Story and photos by Phil Undercuffler
The New Mexico Chapter of the BMW CCA hosted another Cardinal Point driving tour on Saturday, July 24, 2021, with our route taking us North. The morning got off to an exciting start, as while our intended meeting point was Santa Fe BMW, the first of us to arrive were met by an enthusiastic receptionist who advised that we were actually in the wrong place and that we should motor around the corner to the MINI dealership where there were refreshments and goodie bags waiting! Now, I’m not one to turn down the offer of free goodie bags much less refreshments, but I was more than a bit confused as last I looked we were a BMW club, but I figured I would go and explore the situation – if for no other reason than to collect any other early birds that might have been similarly misdirected. Upon further investigation it turns out MINI was hosting a nationwide scavenger hunt the same weekend, and no, the goodie bags were not for us. After gathering up our misdirected BMW-driving cohorts and regrouping back at Santa Fe BMW we got back to the task at hand. An added benefit was the opportunity to meet General Manager Patrick Day, who was wonderfully gracious and inviting, I look forward to strengthening alliances with our regional dealerships.
Despite a slight drizzle and threatening sky, we had good turnout with eleven folks and seven cars; many of the usual suspects like Jim Storch – who I believe will use any excuse to stretch the legs of his 1M – and Jim Levandoski in his E39 540, but also a number of new participants that hadn’t been able to attend the Albuquerque based events. We had three Z cars including George Croshaw’s beautiful blue 3.0i Z Coupe, and Jeff and Jackie Haught showed up in a stunning classic E9 3.0CSi. After introductions and the preparatory driver’s meeting we headed North, wending our way through Agua Fria to 599, then up 84 past the Pueblos of Tesuque, Cuyamungue and Pojoaque before turning East on 502 past San Ildefonso. Our morning’s first stop was at the White Rock Visitor Center along NM 4, for a very picturesque and informative rest stop. The staff was extremely friendly, and while the exhibit areas were small, they were detail packed and gave a good overview of the area and local attractions. Once underway again we continued along the switchbacks of NM 4 up and over the Cerro Grande Route until we got to a scenic pullout overlooking the Valles Caldera National Preserve.

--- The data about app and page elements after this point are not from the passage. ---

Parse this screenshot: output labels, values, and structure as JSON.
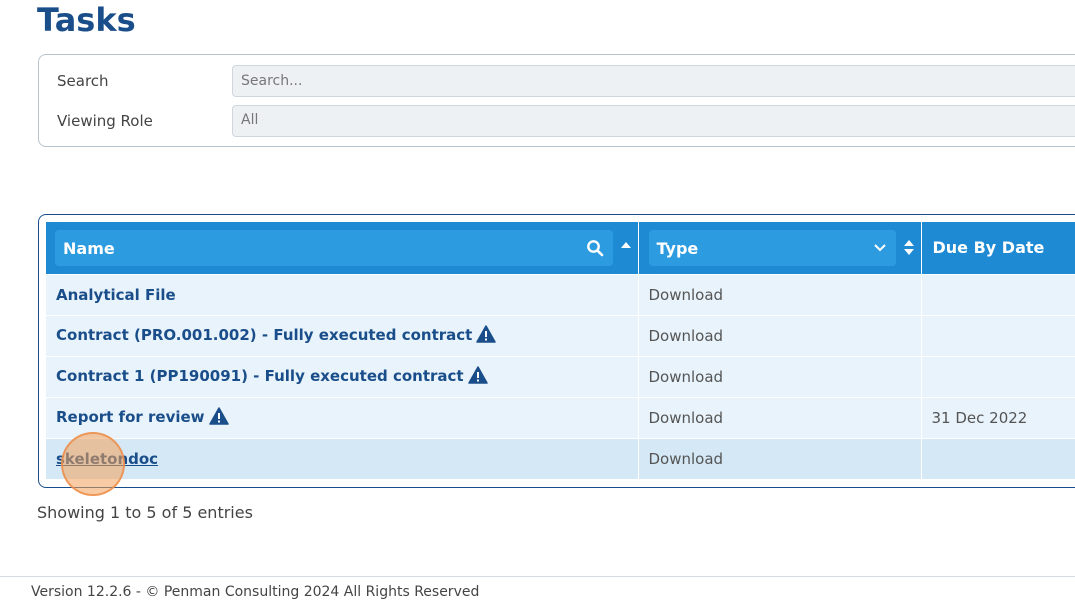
{
  "page": {
    "title": "Tasks"
  },
  "filters": {
    "search_label": "Search",
    "search_placeholder": "Search...",
    "search_value": "",
    "role_label": "Viewing Role",
    "role_value": "All"
  },
  "table": {
    "columns": [
      "Name",
      "Type",
      "Due By Date"
    ],
    "rows": [
      {
        "name": "Analytical File",
        "warning": false,
        "type": "Download",
        "due": ""
      },
      {
        "name": "Contract (PRO.001.002) - Fully executed contract",
        "warning": true,
        "type": "Download",
        "due": ""
      },
      {
        "name": "Contract 1 (PP190091) - Fully executed contract",
        "warning": true,
        "type": "Download",
        "due": ""
      },
      {
        "name": "Report for review",
        "warning": true,
        "type": "Download",
        "due": "31 Dec 2022"
      },
      {
        "name": "skeletondoc",
        "warning": false,
        "type": "Download",
        "due": ""
      }
    ]
  },
  "summary": "Showing 1 to 5 of 5 entries",
  "footer": "Version 12.2.6 - © Penman Consulting 2024 All Rights Reserved",
  "colors": {
    "brand": "#1a4e8a",
    "header": "#1e8ad4",
    "row": "#e8f3fb",
    "warning": "#1a4e8a"
  }
}
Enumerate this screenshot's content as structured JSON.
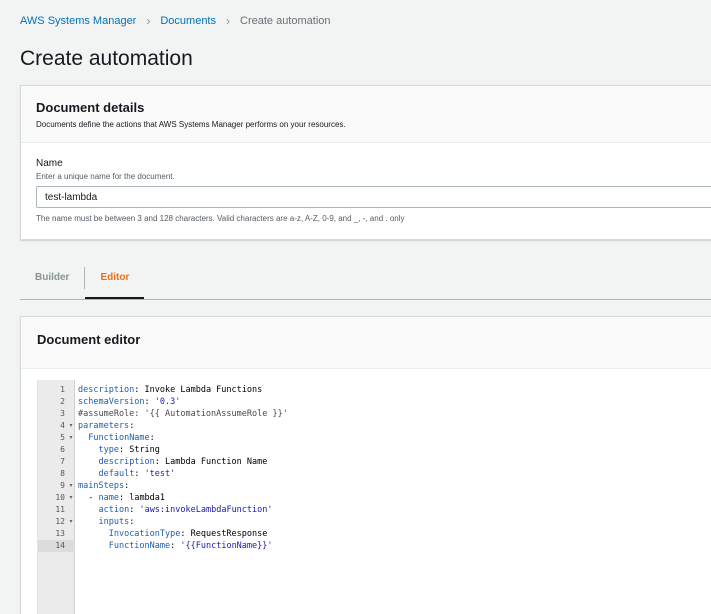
{
  "breadcrumb": {
    "items": [
      "AWS Systems Manager",
      "Documents",
      "Create automation"
    ]
  },
  "page": {
    "title": "Create automation"
  },
  "details": {
    "title": "Document details",
    "description": "Documents define the actions that AWS Systems Manager performs on your resources.",
    "name_label": "Name",
    "name_description": "Enter a unique name for the document.",
    "name_value": "test-lambda",
    "name_constraint": "The name must be between 3 and 128 characters. Valid characters are a-z, A-Z, 0-9, and _, -, and . only"
  },
  "tabs": [
    {
      "label": "Builder",
      "active": false
    },
    {
      "label": "Editor",
      "active": true
    }
  ],
  "editor": {
    "title": "Document editor",
    "active_line": 14,
    "lines": [
      {
        "num": "1",
        "fold": false,
        "parts": [
          [
            "k",
            "description"
          ],
          [
            "plain",
            ": Invoke Lambda Functions"
          ]
        ]
      },
      {
        "num": "2",
        "fold": false,
        "parts": [
          [
            "k",
            "schemaVersion"
          ],
          [
            "plain",
            ": "
          ],
          [
            "s",
            "'0.3'"
          ]
        ]
      },
      {
        "num": "3",
        "fold": false,
        "parts": [
          [
            "c",
            "#assumeRole: '{{ AutomationAssumeRole }}'"
          ]
        ]
      },
      {
        "num": "4",
        "fold": true,
        "parts": [
          [
            "k",
            "parameters"
          ],
          [
            "plain",
            ":"
          ]
        ]
      },
      {
        "num": "5",
        "fold": true,
        "parts": [
          [
            "plain",
            "  "
          ],
          [
            "k",
            "FunctionName"
          ],
          [
            "plain",
            ":"
          ]
        ]
      },
      {
        "num": "6",
        "fold": false,
        "parts": [
          [
            "plain",
            "    "
          ],
          [
            "k",
            "type"
          ],
          [
            "plain",
            ": String"
          ]
        ]
      },
      {
        "num": "7",
        "fold": false,
        "parts": [
          [
            "plain",
            "    "
          ],
          [
            "k",
            "description"
          ],
          [
            "plain",
            ": Lambda Function Name"
          ]
        ]
      },
      {
        "num": "8",
        "fold": false,
        "parts": [
          [
            "plain",
            "    "
          ],
          [
            "k",
            "default"
          ],
          [
            "plain",
            ": "
          ],
          [
            "s",
            "'test'"
          ]
        ]
      },
      {
        "num": "9",
        "fold": true,
        "parts": [
          [
            "k",
            "mainSteps"
          ],
          [
            "plain",
            ":"
          ]
        ]
      },
      {
        "num": "10",
        "fold": true,
        "parts": [
          [
            "plain",
            "  - "
          ],
          [
            "k",
            "name"
          ],
          [
            "plain",
            ": lambda1"
          ]
        ]
      },
      {
        "num": "11",
        "fold": false,
        "parts": [
          [
            "plain",
            "    "
          ],
          [
            "k",
            "action"
          ],
          [
            "plain",
            ": "
          ],
          [
            "s",
            "'aws:invokeLambdaFunction'"
          ]
        ]
      },
      {
        "num": "12",
        "fold": true,
        "parts": [
          [
            "plain",
            "    "
          ],
          [
            "k",
            "inputs"
          ],
          [
            "plain",
            ":"
          ]
        ]
      },
      {
        "num": "13",
        "fold": false,
        "parts": [
          [
            "plain",
            "      "
          ],
          [
            "k",
            "InvocationType"
          ],
          [
            "plain",
            ": RequestResponse"
          ]
        ]
      },
      {
        "num": "14",
        "fold": false,
        "parts": [
          [
            "plain",
            "      "
          ],
          [
            "k",
            "FunctionName"
          ],
          [
            "plain",
            ": "
          ],
          [
            "s",
            "'{{FunctionName}}'"
          ]
        ]
      }
    ]
  },
  "colors": {
    "link": "#0073bb",
    "active_tab": "#ec7211",
    "code_key": "#1f5fa8",
    "code_string": "#1a1aa6"
  },
  "icons": {
    "breadcrumb_separator": "chevron-right-icon",
    "fold_marker": "fold-arrow-icon"
  }
}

The view was beautiful, but as the Tourmeister I severely underestimated the amount of time us BMW aficionados could spend in wrapt conversations when gathered around our cars. It was clear we were going to have to make up some time to get to lunch on schedule. We got back on the road headed down towards Los Alamos, but try as I might, the pace was a bit, shall we say, tardy. Perhaps even laggardly. It was clear one car was having trouble keeping the pace despite the long downhill run. Following our standard drive protocols every driver is always responsible for keeping the car behind them in their mirrors, so when one car slows, we all slow. In the best Boy Scout tradition, Jim L had brought his radios so we could maintain communications between the front and back of the pack, and soon it was clear the reason for the delay – we had our first mechanical breakdown! We all quickly circled back to find John Lawrence and his pristine thirty thousand mile 2.3 Z3 Roadster hoods up, accelerator pedal no longer connected to engine. Fortunately, we had many heads to gather and scratch to troubleshoot the situation, and it was quickly discovered that the throttle cable could be successfully manipulated at the engine end, so the disconnect must be somewhere closer to the pedal. Having only recently been deep under the dash of my Z, I knew the right clips to turn to remove the under-dash panel and provide access to the pedal linkage. Aha! The throttle cable had come disconnected from the linkage. I was able to hook the throttle cable back onto the linkage, but it wasn’t quite right – the metal hook at the end of the cable was bent open; it looked as if some clip or latch was missing. The DIY hive mind discussed the situation, perhaps the hook would stay hooked long enough to get us all back to Santa Fe, but we were worried the hook would pop loose at the most inopportune time, leaving John stranded and somewhere far worse than a downhill run. Jim L to the rescue again, this time with a bread tie! It was just what was needed to kluge together a secure hack, enough to keep the throttle cable engaged – maybe not secure enough for another 30,000 miles, but enough to get home and to a garage.
Once underway again, we made good time coming down the hill from Los Alamos, although at one point I was somewhat concerned that Google Maps might get us strip searched at a security checkpoint that my GPS failed to warn about. Fortunately our collective past lives of crime didn’t catch up with us on that day and we were able to proceed onwards along Jemez Road to make our lunch date. The staff at Gabriel’s were wonderfully understanding about our somewhat tardy arrival, and quickly sat us for an excellent meal, accompanied by great conversations. Hunger sated, we eventually all said our goodbyes and headed in our respective directions. Hopefully by now John has had the opportunity to have his bread tie replaced with an authorized BMW part!
Photos by Phil Undercuffler